Deciding to write about such a devastating event in a fiction for children could not have been easy. How do you combine so many levels of a catastrophe and make it something middle grade children can digest? And how do you write as if you don’t know the outcome? You tell the story through a child in the ninth ward, someone who will feel the full impact of the event and you make her resilient. LaNesha lives with Mama Ya Ya, an elderly woman raising LaNesha on a fixed income. Although LaNesha thinks she has no friends, she has mama YaYa and a mystical support system so fitting a story in New Orleans.
I’m finding that in writing middle grade fictions, authors can use the limited story devices to either create a snugly built, tight story or they can create a snug story with words that become the base for imaginations to grow. The Ninth Ward is the latter.
I grab the Encyclopedia Britannica. Volume B.
Atop the bookshelf is a picture of Mama Ya Ya holding my hand when I was two. I look different now. Mama Ya Ya looks the same, wise and beautiful.
I sit on the floor, opening the huge book. The cover is getting worn, but that insides are just fine.

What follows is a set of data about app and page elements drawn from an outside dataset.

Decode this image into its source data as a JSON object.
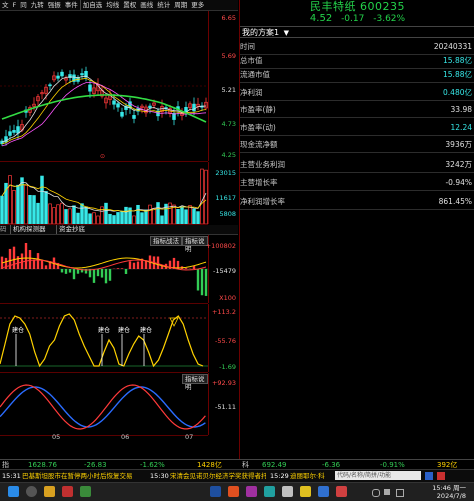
{
  "toolbar": {
    "items": [
      "文",
      "F",
      "同",
      "九转",
      "强振",
      "事件",
      "加自选",
      "均线",
      "置权",
      "画线",
      "统计",
      "周期",
      "更多"
    ]
  },
  "chart": {
    "main_axis": {
      "top": "6.65",
      "mid1": "5.69",
      "mid2": "5.21",
      "low1": "4.73",
      "low2": "4.25"
    },
    "volume_axis": {
      "top": "23015",
      "mid": "11617",
      "low": "5808"
    },
    "vol_tabs": [
      "机构探测器",
      "资金抄底"
    ],
    "macd_axis": {
      "top": "+100802",
      "mid": "-15479",
      "unit": "X100"
    },
    "macd_btn": "指标说明",
    "kdj_axis": {
      "top": "+113.2",
      "mid": "-55.76",
      "bottom": "-1.69"
    },
    "kdj_labels": [
      "建仓",
      "建仓",
      "建仓",
      "建仓"
    ],
    "rsi_axis": {
      "top": "+92.93",
      "mid": "-51.11"
    },
    "rsi_btn": "指标说明",
    "x_labels": [
      "05",
      "06",
      "07"
    ],
    "tab_buttons": [
      "指标战法",
      "指标说明"
    ],
    "price_mark": "⊙"
  },
  "right_panel": {
    "stock_name": "民丰特纸 600235",
    "price": "4.52",
    "change": "-0.17",
    "change_pct": "-3.62%",
    "scheme_label": "我的方案1",
    "rows": [
      {
        "k": "时间",
        "v": "20240331"
      },
      {
        "k": "总市值",
        "v": "15.88亿"
      },
      {
        "k": "流通市值",
        "v": "15.88亿"
      },
      {
        "k": "净利润",
        "v": "0.480亿"
      },
      {
        "k": "市盈率(静)",
        "v": "33.98"
      },
      {
        "k": "市盈率(动)",
        "v": "12.24"
      },
      {
        "k": "现金流净额",
        "v": "3936万"
      },
      {
        "k": "主营业务利润",
        "v": "3242万"
      },
      {
        "k": "主营增长率",
        "v": "-0.94%"
      },
      {
        "k": "净利润增长率",
        "v": "861.45%"
      }
    ]
  },
  "bottom": {
    "index1_name": "指",
    "index1_value": "1628.76",
    "index1_change": "-26.83",
    "index1_pct": "-1.62%",
    "index1_amount": "1428亿",
    "index2_name": "科",
    "index2_value": "692.49",
    "index2_change": "-6.36",
    "index2_pct": "-0.91%",
    "index2_amount": "392亿",
    "news1_time": "15:31",
    "news1_text": "巴基斯坦股市在暂停两小时后恢复交易",
    "news2_time": "15:30",
    "news2_text": "宋清会见诺贝尔经济学奖获得者托马斯·萨金特",
    "news3_time": "15:29",
    "news3_text": "迪丽耶尔·科",
    "search_placeholder": "代码/名称/简拼/功能"
  },
  "taskbar": {
    "time": "15:46 周一",
    "date": "2024/7/8"
  }
}
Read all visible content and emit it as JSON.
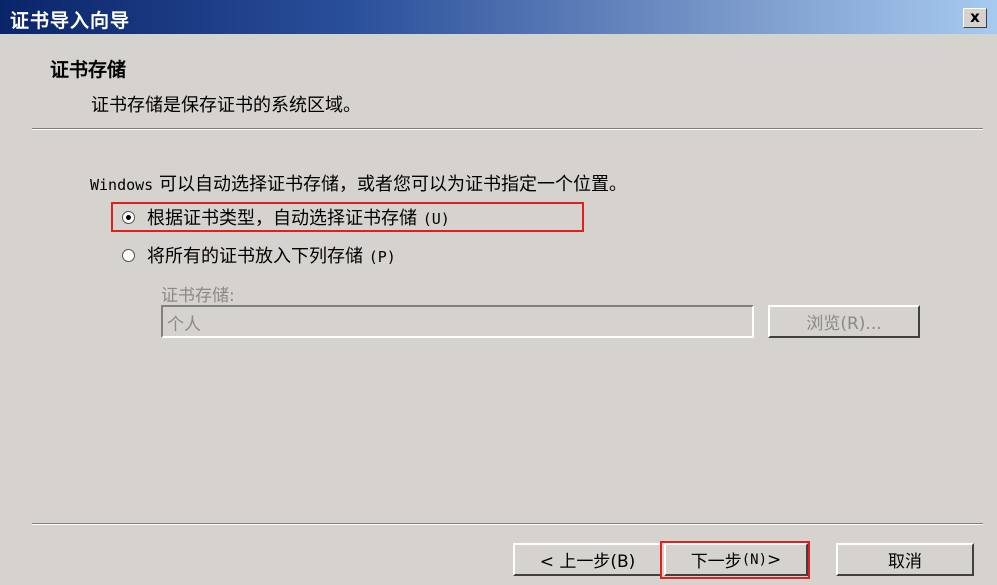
{
  "window": {
    "title": "证书导入向导",
    "close_glyph": "x"
  },
  "header": {
    "title": "证书存储",
    "description": "证书存储是保存证书的系统区域。"
  },
  "content": {
    "intro_prefix": "Windows",
    "intro_text": " 可以自动选择证书存储，或者您可以为证书指定一个位置。",
    "option_auto": {
      "label": "根据证书类型，自动选择证书存储",
      "accelerator": "(U)",
      "selected": true
    },
    "option_manual": {
      "label": "将所有的证书放入下列存储",
      "accelerator": "(P)",
      "selected": false
    },
    "store_label": "证书存储:",
    "store_value": "个人",
    "browse_button": "浏览(R)..."
  },
  "footer": {
    "back_button": "< 上一步(B)",
    "next_label": "下一步",
    "next_accelerator": "(N)",
    "next_suffix": " >",
    "cancel_button": "取消"
  },
  "colors": {
    "dialog_bg": "#d6d3ce",
    "title_gradient_start": "#0a246a",
    "title_gradient_end": "#a6caf0",
    "highlight": "#e02020",
    "disabled_text": "#8a8a8a"
  }
}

Like Mama Ya Ya, the words and pictures keep teaching me.
As it gets darker and darker outside, I ignore the TV and read about bridges, famous builders, and the engineers who imagined the mathematical symbols and signs that people can’t see. I wonder how something that starts off so invisible turns into metal, bolts and wires, connecting point A to point B.
Through the story’s characters we come to understand why so many people stayed put before the storm came. Neighbors discuss the information they have about the imminent storm, their own support systems and how serious they expect this to be. Symbols and bridges are themes throughout the story.